_Aim of the task_
Please copy every line below that contains the string "this".

_The data_
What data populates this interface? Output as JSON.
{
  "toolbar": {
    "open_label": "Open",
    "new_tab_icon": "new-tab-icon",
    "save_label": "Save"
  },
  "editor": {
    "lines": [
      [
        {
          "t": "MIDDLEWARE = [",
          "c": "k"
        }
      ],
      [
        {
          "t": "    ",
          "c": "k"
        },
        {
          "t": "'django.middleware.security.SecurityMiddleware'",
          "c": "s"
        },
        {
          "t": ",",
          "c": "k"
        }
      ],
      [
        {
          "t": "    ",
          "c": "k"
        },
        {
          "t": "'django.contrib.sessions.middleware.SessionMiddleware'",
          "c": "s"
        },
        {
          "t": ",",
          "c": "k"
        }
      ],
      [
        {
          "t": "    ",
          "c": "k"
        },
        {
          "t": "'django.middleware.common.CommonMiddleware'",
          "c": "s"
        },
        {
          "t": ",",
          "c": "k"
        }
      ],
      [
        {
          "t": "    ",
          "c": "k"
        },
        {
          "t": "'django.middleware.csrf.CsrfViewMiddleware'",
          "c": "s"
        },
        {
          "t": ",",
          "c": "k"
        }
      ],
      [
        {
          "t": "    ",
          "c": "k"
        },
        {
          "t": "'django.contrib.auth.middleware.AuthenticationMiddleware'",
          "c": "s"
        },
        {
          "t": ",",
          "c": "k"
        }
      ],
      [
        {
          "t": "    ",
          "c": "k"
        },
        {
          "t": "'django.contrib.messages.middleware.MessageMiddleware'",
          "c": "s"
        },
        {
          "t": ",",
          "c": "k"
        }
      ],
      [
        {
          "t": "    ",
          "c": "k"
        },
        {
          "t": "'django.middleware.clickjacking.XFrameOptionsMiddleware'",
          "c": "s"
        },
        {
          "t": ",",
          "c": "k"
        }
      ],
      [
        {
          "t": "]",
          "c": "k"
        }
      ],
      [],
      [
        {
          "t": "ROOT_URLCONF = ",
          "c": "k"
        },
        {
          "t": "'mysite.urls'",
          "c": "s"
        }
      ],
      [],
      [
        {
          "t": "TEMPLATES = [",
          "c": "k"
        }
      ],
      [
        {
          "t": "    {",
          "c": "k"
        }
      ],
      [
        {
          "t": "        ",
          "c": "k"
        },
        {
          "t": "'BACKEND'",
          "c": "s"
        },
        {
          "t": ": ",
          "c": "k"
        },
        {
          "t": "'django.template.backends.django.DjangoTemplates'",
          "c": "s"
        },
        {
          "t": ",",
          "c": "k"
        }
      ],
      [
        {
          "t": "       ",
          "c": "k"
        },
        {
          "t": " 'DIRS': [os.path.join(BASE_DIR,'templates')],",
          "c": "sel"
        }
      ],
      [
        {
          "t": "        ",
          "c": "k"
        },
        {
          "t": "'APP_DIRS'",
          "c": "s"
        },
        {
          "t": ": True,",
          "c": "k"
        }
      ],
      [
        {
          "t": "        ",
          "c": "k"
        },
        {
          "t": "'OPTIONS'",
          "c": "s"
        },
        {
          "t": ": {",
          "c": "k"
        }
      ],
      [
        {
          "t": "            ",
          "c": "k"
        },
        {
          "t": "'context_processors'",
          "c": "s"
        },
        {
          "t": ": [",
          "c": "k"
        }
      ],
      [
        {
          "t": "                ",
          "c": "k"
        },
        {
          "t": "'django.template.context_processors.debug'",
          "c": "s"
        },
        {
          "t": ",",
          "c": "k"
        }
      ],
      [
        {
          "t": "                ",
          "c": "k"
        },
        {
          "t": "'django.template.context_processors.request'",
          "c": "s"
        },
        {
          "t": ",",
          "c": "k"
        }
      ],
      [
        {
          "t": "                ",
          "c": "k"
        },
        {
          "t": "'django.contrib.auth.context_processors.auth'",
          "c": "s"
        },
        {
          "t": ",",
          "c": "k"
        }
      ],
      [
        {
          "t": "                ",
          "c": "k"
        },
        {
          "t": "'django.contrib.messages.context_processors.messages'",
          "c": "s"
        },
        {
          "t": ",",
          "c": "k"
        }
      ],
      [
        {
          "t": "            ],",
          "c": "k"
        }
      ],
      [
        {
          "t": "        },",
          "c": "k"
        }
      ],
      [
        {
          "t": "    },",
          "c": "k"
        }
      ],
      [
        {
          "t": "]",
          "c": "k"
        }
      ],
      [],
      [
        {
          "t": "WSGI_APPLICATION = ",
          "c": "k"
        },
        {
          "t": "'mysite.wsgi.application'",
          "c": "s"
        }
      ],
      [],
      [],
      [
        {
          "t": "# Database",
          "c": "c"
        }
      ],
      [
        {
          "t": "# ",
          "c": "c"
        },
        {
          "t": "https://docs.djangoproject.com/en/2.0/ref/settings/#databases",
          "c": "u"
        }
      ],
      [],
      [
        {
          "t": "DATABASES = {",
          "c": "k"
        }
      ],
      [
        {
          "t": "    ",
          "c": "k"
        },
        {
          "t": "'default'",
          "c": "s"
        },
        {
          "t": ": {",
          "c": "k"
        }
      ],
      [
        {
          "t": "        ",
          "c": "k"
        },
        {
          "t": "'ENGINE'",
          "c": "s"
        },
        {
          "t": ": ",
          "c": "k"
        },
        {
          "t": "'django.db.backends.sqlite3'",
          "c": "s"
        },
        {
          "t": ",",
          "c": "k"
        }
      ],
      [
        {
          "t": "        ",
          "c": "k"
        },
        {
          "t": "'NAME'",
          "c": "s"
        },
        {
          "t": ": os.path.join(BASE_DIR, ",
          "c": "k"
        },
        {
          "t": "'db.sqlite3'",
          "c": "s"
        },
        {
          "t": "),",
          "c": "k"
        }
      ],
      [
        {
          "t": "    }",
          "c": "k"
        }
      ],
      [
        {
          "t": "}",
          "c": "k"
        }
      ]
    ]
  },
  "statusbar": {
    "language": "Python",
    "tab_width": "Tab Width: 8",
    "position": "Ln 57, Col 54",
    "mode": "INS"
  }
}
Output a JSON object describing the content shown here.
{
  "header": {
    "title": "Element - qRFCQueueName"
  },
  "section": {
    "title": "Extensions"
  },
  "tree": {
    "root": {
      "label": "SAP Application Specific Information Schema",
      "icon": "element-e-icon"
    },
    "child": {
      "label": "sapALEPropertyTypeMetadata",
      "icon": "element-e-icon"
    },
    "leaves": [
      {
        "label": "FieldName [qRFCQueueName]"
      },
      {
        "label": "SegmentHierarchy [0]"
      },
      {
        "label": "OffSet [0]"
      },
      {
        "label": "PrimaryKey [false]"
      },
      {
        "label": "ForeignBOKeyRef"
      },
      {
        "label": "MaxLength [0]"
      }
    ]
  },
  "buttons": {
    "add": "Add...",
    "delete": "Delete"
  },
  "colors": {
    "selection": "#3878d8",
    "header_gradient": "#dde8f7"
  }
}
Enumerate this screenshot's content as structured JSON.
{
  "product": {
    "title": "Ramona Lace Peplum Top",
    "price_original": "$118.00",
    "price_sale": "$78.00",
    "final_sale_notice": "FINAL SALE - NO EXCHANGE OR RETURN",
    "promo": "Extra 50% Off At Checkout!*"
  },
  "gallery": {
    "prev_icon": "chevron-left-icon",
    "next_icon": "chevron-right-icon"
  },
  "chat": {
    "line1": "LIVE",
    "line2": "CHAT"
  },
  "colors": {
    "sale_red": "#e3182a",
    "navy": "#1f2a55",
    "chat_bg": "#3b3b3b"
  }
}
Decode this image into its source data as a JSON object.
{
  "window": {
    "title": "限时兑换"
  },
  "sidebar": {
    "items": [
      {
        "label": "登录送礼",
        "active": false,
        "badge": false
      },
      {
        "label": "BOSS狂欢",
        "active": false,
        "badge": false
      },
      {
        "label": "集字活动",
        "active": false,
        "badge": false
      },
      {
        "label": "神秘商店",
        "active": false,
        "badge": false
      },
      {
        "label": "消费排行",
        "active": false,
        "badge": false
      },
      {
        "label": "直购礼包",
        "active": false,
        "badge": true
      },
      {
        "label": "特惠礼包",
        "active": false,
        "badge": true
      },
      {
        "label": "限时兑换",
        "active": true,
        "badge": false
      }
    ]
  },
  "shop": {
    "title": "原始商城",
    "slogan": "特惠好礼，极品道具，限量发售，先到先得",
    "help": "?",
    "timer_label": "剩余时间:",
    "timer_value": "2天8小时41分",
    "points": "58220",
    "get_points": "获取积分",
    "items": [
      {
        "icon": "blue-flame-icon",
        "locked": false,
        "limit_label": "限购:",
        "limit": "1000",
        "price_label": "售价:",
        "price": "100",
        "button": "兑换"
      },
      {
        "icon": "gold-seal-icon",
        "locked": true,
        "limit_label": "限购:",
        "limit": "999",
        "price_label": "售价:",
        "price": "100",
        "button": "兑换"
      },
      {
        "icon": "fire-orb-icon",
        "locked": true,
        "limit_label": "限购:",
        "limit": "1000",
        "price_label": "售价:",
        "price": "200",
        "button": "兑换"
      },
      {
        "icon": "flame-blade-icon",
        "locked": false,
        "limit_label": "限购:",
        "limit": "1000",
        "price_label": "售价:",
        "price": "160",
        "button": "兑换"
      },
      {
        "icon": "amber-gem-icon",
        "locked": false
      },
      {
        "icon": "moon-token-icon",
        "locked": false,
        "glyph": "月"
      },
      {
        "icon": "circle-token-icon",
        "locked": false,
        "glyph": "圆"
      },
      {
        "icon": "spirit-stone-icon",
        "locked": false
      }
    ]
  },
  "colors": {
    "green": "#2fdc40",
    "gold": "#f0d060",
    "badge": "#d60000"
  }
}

_Answer_
What data populates this interface? Output as JSON.
Enumerate this screenshot's content as structured JSON.
Decode this image into its source data as a JSON object.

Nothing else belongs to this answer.